While most of the focus of their online and afternoon broadcasts were on the storm, that didn’t mean there wasn’t anything going on in the world of politics.  

CBS Morning did a story on how one liberal and one conservative see themselves and why they identify with that term. The “Liberal vs. Conservative” title of the video is a bit unnerving because it fills into the paradigm that pins one camp against the other.

Nancy Giles, who identifies herself as liberal, talks about her idea of what it means to be a liberal. For her being a liberal means that she enjoys the diversity within our country.

Ben Stein, a conservative, also discussed what being a conservative means to him. He, more than Giles, talked about actual policy that describes someone with conservative beliefs.

While I understand that this story was meant to help each side get back to the basis of what their side is fighting for, I think that it just became semantics.

The definitions Giles and Stein both give for each side sound like something you would have a lot of trouble going against, but the definition means nothing without knowing what policies fall where.  While they were trying to bring people together, it just shows how far apart we’ve truly gotten. 

Monday, October 1, 2012

The BBC: Heartland gains attention abroad

Bradley W. Parks

Ohio on BBC's radar

Even across the pond, Ohio garners plenty of coverage from major news outlets.

The BBC ran a story focusing on President Barack Obama and Governor Mitt Romney on the campaign trail in Ohio, noting the importance of the state's vote.

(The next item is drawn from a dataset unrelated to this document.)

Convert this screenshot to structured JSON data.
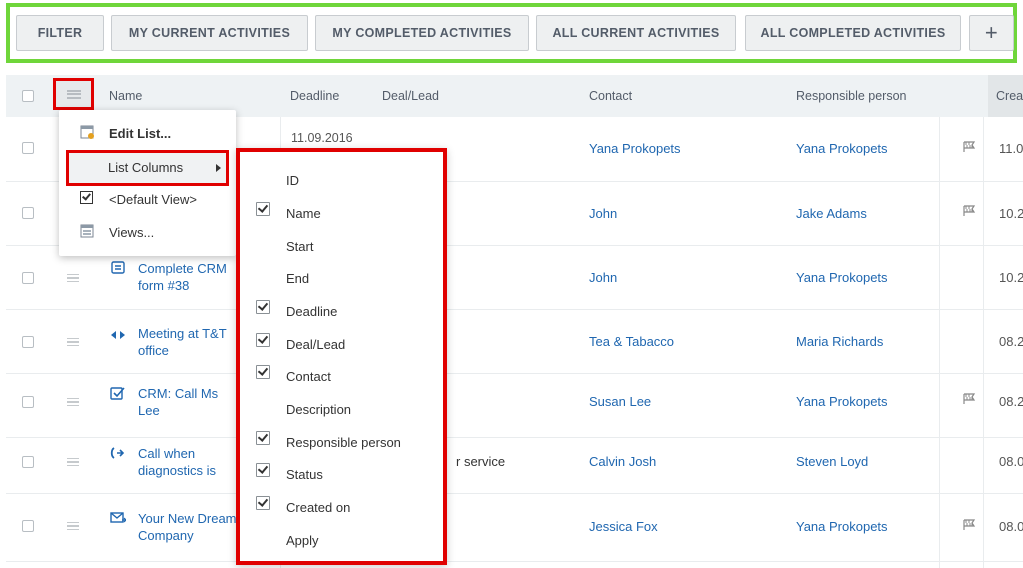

The story tied the Ohio campaign to the pair's first debate coming up on Wednesday Oct. 3, taking points made in the candidate's speeches as talking points for the debate.

Also, an interesting long-form piece brought Ohio into the mix as an example of the weakened economy. I found it interesting the BBC chose Ohio because the state has improved very much in the past four years with an unemployment rate less than eight percent.

New banner casts Romney in bad light

The BBC updated the look of its election homepage, adding a new banner, which is not all too friendly to Mr. Romney.

While President Obama looks as cool as a cucumber in his picture, Mr. Romney does not look quite as calm.

Mr. Romney's photo features him with a furrowed brow, looking somewhat more angry and matter-of-factish than President Obama.

Also, notice the lighting of the two images. President Obama's lighting seems natural as if the image simply had the background cut out.

On the other hand, Mr. Romney has the lighting of a campfire ghost story with the strongest light coming from under his chin, giving him a rather ominous appearance in comparison to President Obama.